§ **EXERCISE PROMPT**
Below is a block of records: output all of them exactly and leave out the pictures.

■ ■ ■ ■ ■

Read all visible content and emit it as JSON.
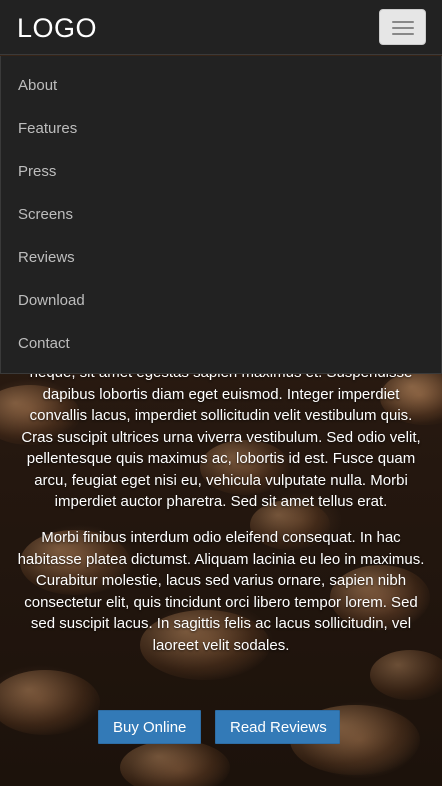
{
  "navbar": {
    "brand": "LOGO",
    "toggle_icon": "hamburger-menu-icon"
  },
  "menu": {
    "items": [
      {
        "label": "About"
      },
      {
        "label": "Features"
      },
      {
        "label": "Press"
      },
      {
        "label": "Screens"
      },
      {
        "label": "Reviews"
      },
      {
        "label": "Download"
      },
      {
        "label": "Contact"
      }
    ]
  },
  "content": {
    "paragraph_1": "neque, sit amet egestas sapien maximus et. Suspendisse dapibus lobortis diam eget euismod. Integer imperdiet convallis lacus, imperdiet sollicitudin velit vestibulum quis. Cras suscipit ultrices urna viverra vestibulum. Sed odio velit, pellentesque quis maximus ac, lobortis id est. Fusce quam arcu, feugiat eget nisi eu, vehicula vulputate nulla. Morbi imperdiet auctor pharetra. Sed sit amet tellus erat.",
    "paragraph_2": "Morbi finibus interdum odio eleifend consequat. In hac habitasse platea dictumst. Aliquam lacinia eu leo in maximus. Curabitur molestie, lacus sed varius ornare, sapien nibh consectetur elit, quis tincidunt orci libero tempor lorem. Sed sed suscipit lacus. In sagittis felis ac lacus sollicitudin, vel laoreet velit sodales."
  },
  "buttons": {
    "buy_online": "Buy Online",
    "read_reviews": "Read Reviews"
  },
  "colors": {
    "navbar_bg": "#222222",
    "menu_text": "#bdbdbd",
    "button_primary": "#337ab7"
  }
}
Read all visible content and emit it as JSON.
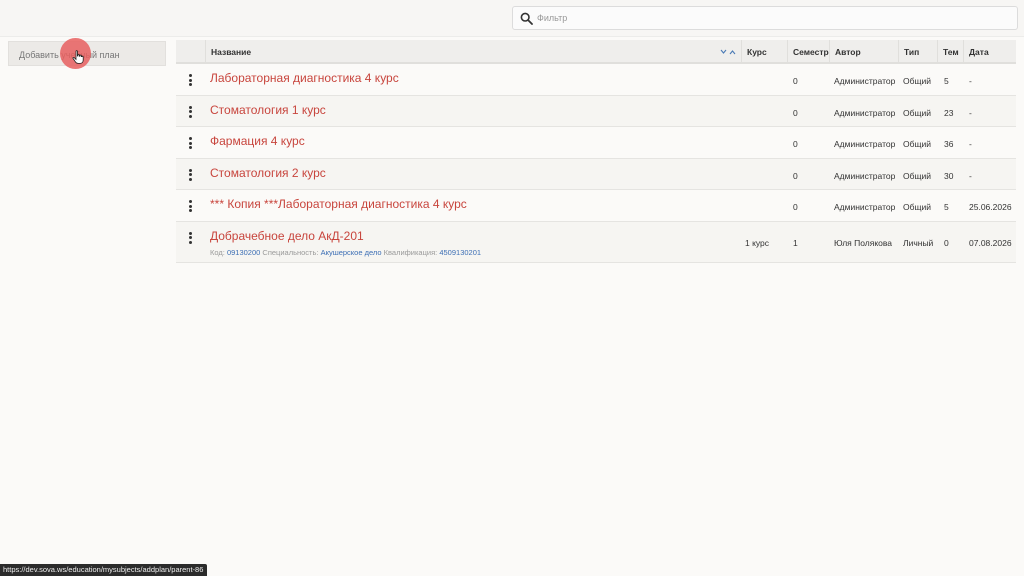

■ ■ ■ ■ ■

§ **ANSWER AREA**
Read all visible content and emit it as JSON.
{
  "navbar": {
    "brand": "LOGO",
    "toggle_icon": "hamburger-menu-icon"
  },
  "menu": {
    "items": [
      {
        "label": "About"
      },
      {
        "label": "Features"
      },
      {
        "label": "Press"
      },
      {
        "label": "Screens"
      },
      {
        "label": "Reviews"
      },
      {
        "label": "Download"
      },
      {
        "label": "Contact"
      }
    ]
  },
  "content": {
    "paragraph_1": "neque, sit amet egestas sapien maximus et. Suspendisse dapibus lobortis diam eget euismod. Integer imperdiet convallis lacus, imperdiet sollicitudin velit vestibulum quis. Cras suscipit ultrices urna viverra vestibulum. Sed odio velit, pellentesque quis maximus ac, lobortis id est. Fusce quam arcu, feugiat eget nisi eu, vehicula vulputate nulla. Morbi imperdiet auctor pharetra. Sed sit amet tellus erat.",
    "paragraph_2": "Morbi finibus interdum odio eleifend consequat. In hac habitasse platea dictumst. Aliquam lacinia eu leo in maximus. Curabitur molestie, lacus sed varius ornare, sapien nibh consectetur elit, quis tincidunt orci libero tempor lorem. Sed sed suscipit lacus. In sagittis felis ac lacus sollicitudin, vel laoreet velit sodales."
  },
  "buttons": {
    "buy_online": "Buy Online",
    "read_reviews": "Read Reviews"
  },
  "colors": {
    "navbar_bg": "#222222",
    "menu_text": "#bdbdbd",
    "button_primary": "#337ab7"
  }
}
Read all visible content and emit it as JSON.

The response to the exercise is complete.